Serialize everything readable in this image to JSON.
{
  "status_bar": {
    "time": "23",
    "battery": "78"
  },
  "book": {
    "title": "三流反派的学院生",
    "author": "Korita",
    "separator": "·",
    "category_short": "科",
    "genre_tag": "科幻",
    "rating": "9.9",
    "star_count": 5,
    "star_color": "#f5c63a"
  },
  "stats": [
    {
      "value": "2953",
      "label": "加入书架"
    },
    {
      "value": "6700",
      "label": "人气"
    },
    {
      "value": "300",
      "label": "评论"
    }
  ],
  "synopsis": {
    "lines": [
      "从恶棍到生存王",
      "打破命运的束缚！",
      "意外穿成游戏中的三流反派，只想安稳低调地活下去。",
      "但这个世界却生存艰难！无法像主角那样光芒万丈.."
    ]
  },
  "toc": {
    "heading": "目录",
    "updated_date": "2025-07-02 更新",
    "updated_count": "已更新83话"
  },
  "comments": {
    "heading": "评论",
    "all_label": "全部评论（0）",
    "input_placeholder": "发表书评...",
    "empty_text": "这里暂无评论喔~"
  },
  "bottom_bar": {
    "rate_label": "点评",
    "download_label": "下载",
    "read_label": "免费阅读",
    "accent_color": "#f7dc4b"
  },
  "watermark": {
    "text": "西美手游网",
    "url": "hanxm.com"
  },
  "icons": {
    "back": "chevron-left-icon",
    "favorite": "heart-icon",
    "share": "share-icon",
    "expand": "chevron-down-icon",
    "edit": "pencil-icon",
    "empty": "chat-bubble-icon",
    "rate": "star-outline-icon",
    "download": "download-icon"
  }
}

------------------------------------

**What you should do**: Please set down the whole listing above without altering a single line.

**Answer for this exercise**:
Serialize everything readable in this image to JSON.
{
  "status_bar": {
    "time": "23",
    "battery": "78"
  },
  "book": {
    "title": "三流反派的学院生",
    "author": "Korita",
    "separator": "·",
    "category_short": "科",
    "genre_tag": "科幻",
    "rating": "9.9",
    "star_count": 5,
    "star_color": "#f5c63a"
  },
  "stats": [
    {
      "value": "2953",
      "label": "加入书架"
    },
    {
      "value": "6700",
      "label": "人气"
    },
    {
      "value": "300",
      "label": "评论"
    }
  ],
  "synopsis": {
    "lines": [
      "从恶棍到生存王",
      "打破命运的束缚！",
      "意外穿成游戏中的三流反派，只想安稳低调地活下去。",
      "但这个世界却生存艰难！无法像主角那样光芒万丈.."
    ]
  },
  "toc": {
    "heading": "目录",
    "updated_date": "2025-07-02 更新",
    "updated_count": "已更新83话"
  },
  "comments": {
    "heading": "评论",
    "all_label": "全部评论（0）",
    "input_placeholder": "发表书评...",
    "empty_text": "这里暂无评论喔~"
  },
  "bottom_bar": {
    "rate_label": "点评",
    "download_label": "下载",
    "read_label": "免费阅读",
    "accent_color": "#f7dc4b"
  },
  "watermark": {
    "text": "西美手游网",
    "url": "hanxm.com"
  },
  "icons": {
    "back": "chevron-left-icon",
    "favorite": "heart-icon",
    "share": "share-icon",
    "expand": "chevron-down-icon",
    "edit": "pencil-icon",
    "empty": "chat-bubble-icon",
    "rate": "star-outline-icon",
    "download": "download-icon"
  }
}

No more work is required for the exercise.